Task:
Return every line of the entries that includes the word "JSON".

········

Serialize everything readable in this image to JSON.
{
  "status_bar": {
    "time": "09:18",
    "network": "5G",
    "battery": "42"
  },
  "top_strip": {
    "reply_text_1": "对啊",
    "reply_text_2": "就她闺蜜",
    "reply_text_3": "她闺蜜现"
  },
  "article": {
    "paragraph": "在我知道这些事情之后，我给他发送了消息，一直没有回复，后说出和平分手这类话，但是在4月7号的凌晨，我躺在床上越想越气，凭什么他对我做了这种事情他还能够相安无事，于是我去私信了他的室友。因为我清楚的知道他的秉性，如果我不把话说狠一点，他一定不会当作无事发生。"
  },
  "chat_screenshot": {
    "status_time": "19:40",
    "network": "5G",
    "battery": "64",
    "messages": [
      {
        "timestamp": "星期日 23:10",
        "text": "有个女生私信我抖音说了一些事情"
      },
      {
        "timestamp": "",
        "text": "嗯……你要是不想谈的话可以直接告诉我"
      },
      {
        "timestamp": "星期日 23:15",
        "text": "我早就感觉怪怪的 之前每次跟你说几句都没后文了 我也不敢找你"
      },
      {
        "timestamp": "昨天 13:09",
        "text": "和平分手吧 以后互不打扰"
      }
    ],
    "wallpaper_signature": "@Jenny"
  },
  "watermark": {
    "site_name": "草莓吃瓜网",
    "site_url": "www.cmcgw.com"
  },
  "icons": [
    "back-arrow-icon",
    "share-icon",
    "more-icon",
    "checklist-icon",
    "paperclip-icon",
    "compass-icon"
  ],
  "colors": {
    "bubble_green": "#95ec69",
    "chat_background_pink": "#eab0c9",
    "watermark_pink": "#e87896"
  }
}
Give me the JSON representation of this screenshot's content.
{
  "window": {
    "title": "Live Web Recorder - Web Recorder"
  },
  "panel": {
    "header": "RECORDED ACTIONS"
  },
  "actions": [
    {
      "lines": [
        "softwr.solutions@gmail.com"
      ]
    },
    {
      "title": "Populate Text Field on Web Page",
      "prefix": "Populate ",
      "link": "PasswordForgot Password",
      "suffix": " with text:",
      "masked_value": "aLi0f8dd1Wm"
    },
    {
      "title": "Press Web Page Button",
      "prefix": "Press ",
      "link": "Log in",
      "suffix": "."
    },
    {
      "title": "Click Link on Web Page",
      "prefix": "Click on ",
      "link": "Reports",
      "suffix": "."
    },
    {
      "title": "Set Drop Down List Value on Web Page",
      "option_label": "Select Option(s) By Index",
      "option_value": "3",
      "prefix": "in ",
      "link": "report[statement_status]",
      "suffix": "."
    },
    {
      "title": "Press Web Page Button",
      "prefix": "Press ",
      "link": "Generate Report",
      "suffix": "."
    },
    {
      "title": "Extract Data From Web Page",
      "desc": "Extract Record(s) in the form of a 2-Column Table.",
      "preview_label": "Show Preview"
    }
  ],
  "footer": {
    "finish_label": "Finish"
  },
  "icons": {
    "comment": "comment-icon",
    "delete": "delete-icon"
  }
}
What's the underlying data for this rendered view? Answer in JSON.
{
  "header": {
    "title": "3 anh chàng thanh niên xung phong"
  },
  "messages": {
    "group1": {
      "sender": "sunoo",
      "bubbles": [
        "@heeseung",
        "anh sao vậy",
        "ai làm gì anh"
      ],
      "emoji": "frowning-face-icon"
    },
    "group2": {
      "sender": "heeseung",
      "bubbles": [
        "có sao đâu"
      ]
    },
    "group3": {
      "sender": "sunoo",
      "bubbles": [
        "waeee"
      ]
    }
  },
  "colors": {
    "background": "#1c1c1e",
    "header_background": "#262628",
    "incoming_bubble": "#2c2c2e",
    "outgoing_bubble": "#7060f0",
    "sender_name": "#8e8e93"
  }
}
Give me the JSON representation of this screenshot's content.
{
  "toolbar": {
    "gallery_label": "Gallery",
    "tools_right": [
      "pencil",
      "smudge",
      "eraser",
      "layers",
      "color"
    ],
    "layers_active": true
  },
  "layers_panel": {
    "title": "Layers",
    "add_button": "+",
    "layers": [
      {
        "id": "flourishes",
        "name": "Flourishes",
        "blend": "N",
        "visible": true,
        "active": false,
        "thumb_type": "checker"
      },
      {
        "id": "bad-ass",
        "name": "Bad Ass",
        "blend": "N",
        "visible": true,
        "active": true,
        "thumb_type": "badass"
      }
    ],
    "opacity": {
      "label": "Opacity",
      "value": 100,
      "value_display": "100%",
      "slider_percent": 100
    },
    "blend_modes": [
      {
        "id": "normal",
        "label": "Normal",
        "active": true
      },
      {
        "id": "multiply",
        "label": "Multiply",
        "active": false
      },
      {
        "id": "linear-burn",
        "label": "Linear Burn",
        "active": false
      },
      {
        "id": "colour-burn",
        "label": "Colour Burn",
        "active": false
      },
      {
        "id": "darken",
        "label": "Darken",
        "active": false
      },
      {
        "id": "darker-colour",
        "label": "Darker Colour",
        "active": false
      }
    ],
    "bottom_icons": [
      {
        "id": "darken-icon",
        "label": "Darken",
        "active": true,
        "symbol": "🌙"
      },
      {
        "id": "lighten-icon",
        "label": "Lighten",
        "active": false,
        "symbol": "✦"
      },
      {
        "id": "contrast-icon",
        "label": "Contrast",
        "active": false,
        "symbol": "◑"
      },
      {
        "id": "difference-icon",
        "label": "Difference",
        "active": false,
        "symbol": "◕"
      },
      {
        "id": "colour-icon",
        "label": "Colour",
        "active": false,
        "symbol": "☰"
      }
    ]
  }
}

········

Solution:
Serialize everything readable in this image to JSON.
Give me the JSON representation of this screenshot's content.
What's the underlying data for this rendered view? Answer in JSON.
Give me the JSON representation of this screenshot's content.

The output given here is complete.